Muscari explains, "Children learn how we handle mistakes and how we grow from them. Talking to your teens about your own stumbles through adolescence shows them that anyone can easily take the wrong path but that it takes courage to get back on the right one."

Is Absolute Honesty the Best Policy?

Studies show that teens are less likely to use drugs or dabble in other risky behaviors when their parents have talked to them about the risks. However, personal details parents choose to share with their teen should depend on their teen's personality, history, and maturity level. Teens are smart enough to know that their parents weren't perfect and likely made mistakes of their own. However, there are certain topics which parents might feel are better kept private, particularly if they suspect a well-you-did-it-why-can't-I attitude.

If your teen asks about your past, consider this an opportunity to open up communication with him. Total disclosure is not necessary to gain the trust of your teen. Find out why he's asking questions. What is going on in his world? Discuss how peer pressure affected you. If you choose to talk about your past mistakes, don't glorify risky behavior. Instead, share how poor choices resulted in negative consequences.

Muscari explains, "It's a judgment call. There are just too many variations among parents and teens to have a one-size-fits-all framework for anything. If you fear that disclosure will result in dangerous risk-taking, don't tell. We don't need to clean everything out of our closets!"

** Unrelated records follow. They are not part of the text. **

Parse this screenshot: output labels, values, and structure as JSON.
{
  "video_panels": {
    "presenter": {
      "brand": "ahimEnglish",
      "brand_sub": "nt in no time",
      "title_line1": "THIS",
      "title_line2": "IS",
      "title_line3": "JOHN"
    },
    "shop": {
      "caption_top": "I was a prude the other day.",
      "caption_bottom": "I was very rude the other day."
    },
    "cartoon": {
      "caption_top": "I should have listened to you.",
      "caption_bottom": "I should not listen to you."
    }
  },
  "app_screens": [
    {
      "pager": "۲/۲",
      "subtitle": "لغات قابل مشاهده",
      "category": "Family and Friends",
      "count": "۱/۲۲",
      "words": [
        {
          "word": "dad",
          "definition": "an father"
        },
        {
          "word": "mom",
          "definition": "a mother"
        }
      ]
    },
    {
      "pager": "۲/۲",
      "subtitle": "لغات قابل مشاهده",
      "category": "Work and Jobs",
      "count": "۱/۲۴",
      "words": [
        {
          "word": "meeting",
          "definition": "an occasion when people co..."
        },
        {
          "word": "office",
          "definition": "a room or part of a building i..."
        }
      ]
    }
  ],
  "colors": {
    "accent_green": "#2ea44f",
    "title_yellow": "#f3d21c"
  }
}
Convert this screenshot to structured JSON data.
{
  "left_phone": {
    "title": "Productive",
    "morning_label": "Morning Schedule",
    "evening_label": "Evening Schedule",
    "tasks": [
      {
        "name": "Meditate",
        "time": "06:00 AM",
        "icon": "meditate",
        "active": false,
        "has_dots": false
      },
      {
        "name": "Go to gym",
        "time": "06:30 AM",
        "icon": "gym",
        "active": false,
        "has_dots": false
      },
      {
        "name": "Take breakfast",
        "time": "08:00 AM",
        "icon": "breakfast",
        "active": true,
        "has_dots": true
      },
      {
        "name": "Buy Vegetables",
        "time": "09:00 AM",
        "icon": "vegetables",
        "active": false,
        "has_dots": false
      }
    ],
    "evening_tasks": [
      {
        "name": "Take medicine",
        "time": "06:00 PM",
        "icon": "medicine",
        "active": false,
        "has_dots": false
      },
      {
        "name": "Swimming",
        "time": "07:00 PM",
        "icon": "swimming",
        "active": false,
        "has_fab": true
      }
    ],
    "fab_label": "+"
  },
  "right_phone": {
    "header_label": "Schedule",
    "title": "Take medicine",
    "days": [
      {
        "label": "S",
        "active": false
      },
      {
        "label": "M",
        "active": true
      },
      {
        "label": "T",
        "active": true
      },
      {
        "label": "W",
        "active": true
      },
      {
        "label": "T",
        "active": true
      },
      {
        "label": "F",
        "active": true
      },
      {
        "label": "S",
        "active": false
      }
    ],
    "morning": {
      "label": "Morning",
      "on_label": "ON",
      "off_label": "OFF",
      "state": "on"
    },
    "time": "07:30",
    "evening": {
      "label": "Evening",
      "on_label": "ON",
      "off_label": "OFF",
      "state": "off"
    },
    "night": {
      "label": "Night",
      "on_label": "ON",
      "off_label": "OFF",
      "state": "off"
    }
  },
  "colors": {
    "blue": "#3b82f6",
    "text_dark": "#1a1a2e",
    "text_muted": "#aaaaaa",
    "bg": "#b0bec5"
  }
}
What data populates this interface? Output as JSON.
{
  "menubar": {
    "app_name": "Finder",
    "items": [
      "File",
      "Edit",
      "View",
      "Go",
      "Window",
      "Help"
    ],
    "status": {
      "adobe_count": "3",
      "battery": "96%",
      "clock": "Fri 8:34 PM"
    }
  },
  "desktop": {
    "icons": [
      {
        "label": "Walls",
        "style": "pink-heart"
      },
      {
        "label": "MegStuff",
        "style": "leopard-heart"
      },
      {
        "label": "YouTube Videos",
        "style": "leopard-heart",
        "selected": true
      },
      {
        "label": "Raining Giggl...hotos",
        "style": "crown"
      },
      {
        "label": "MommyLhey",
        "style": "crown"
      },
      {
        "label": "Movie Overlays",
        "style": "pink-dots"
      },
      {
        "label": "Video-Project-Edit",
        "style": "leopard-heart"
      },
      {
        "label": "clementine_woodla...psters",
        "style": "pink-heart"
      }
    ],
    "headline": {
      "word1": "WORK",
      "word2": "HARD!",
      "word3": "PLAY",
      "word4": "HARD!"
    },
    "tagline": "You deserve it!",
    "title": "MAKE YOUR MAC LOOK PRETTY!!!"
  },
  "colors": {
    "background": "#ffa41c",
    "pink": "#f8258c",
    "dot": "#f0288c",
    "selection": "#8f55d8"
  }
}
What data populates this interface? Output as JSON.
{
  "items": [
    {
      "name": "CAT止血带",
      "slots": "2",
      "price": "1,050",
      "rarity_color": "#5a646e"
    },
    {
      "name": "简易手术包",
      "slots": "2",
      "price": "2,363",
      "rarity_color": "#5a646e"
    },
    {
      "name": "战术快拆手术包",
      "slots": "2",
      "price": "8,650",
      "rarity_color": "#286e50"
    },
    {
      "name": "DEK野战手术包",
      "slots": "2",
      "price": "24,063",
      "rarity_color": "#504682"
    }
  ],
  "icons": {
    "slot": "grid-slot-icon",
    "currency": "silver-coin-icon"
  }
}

  • "Honesty isn't always the best policy. There are certain topics that I believe should be taboo. An adolescent's world is more black and white. Certain sexual, criminal, or drug related topics should be capped like the oil well in the gulf."
    Dr. Julian Hertzog - Fulton, MO
  • "Parents in my son's private school in Manhattan were divided about what to tell their teens. I was in the "truthful" camp - but only when asked. I didn't volunteer information."
    Samuela Becker - New York, NY